Across the data below, how many lines have the word "selected" in them? Respond with the number alone.

MATERIALS PROVIDED: Begin

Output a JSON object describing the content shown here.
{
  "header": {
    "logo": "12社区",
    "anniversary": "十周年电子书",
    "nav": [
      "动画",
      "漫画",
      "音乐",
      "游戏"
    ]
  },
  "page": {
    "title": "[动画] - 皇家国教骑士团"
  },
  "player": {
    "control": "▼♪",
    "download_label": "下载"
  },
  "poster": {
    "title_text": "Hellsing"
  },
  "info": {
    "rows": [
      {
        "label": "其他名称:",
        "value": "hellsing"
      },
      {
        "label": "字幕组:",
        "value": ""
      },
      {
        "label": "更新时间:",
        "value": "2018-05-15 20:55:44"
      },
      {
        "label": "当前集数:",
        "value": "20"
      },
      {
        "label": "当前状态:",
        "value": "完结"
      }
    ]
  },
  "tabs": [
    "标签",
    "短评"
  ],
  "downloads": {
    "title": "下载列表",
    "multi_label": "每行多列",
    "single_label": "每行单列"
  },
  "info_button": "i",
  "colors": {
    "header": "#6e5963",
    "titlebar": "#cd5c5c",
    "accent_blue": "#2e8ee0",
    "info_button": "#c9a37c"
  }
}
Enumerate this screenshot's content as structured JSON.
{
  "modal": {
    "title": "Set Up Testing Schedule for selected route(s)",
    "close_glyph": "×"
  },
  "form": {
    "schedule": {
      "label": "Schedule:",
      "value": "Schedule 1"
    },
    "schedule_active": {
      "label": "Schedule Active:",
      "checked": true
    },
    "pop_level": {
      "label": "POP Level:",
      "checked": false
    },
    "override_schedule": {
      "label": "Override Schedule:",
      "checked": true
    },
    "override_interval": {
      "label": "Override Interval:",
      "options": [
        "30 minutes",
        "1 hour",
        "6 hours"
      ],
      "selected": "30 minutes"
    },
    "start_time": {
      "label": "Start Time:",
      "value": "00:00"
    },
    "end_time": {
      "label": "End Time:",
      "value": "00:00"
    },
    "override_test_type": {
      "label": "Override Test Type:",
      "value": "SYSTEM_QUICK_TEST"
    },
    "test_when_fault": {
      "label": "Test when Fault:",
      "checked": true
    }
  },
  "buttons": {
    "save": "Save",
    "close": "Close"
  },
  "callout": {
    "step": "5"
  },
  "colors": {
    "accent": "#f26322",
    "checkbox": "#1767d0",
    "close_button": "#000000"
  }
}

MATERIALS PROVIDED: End

_WRITTEN SOLUTION_:
2